JKL reminded me that the young people I used to know are now adults; from my book I can see how they’ve moved from their parents’ homes, into college dorms, and now into their own first apartments. MNO was friends we’ve lost touch with entirely; the Irish lady who was Sam’s first babysitter in England; and my young cousin’s address from her boot camp days. PQR was my husband’s grandparents, who also passed away in 2011; STU had several new babies (who are now big kids!) jotted into the margins. VWX was all of the above: a snapshot of my life and relationships all on one page, with friends from decades ago, and from across the globe.

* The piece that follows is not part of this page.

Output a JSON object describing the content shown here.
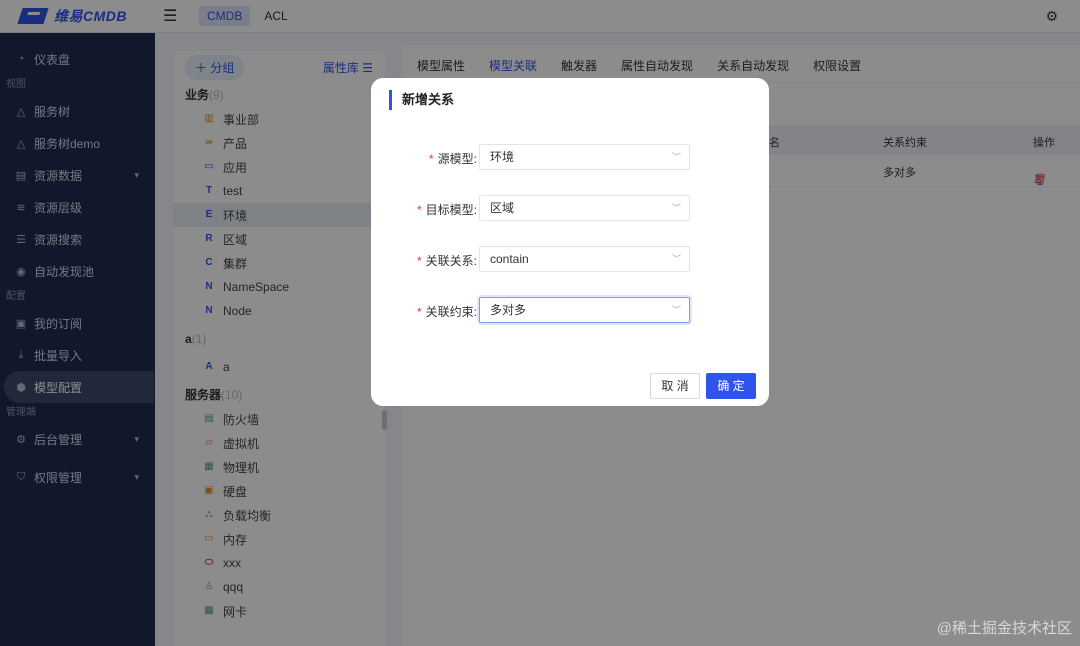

I didn’t write all those addresses into my new book. It’s part of the reorganization: get rid of what doesn’t work, what no longer fits, what sits in disuse. I certainly don’t need all those old addresses, those No-One-By-That-Name-Lives-Here-Anymore bits of information. I don’t need to keep on keeping the postal codes and street names of people who were in our lives only for a season–as lovely a season as it may have been–but who, like us, have moved on.

And yet I couldn’t quite bring myself to throw the old book into the bin. As I sat flipping through its pages, deciding whose name and address I’d use again, who should make it into the new book, I felt like I was looking at a scrapbook of our life over the past years. Though I didn’t feel inspired to reconnect with every one of them, each name brought memories of places, of times, of shared histories. They’re the past now, and that’s fine, but are they really disposable?

It got me thinking: Isn’t that just like life? We move on, we cut some ties and let others dissolve naturally. We grow up, grow old, need more space, go a new direction . . .  find ourselves relocating. We spend our lives sending and receiving “change of address” notifications, as our street addresses, our relationships, our vocations, our inclinations change and change and change again. When God calls us–as individuals, as churches, as women–to a new place in life, when God calls us to be new people and to be with new people, it can make for a messy address book. It makes us reorganize our expectations, and it makes us choose wisely: Who will be our constant contacts? Who will receive the yearly update of Christmas cards? And who will stay fondly (or perhaps not-so-fondly) in our past?

I lift a prayer of gratitude for that old book and for the people whose phones I once called, whose addresses I once wrote. I’m deeply thankful for the friends whose names have begun to fill the lines of the new book. And I’m already glad–and so curious!–to discover the new friends for this new season, who will be added to the pages. I’m ready.

Nikki Finkelstein-Blair is an ordained Baptist minister, at-home mom, and military spouse living in San Antonio, Texas. She blogs at One Faithful Step and Ordinary Times.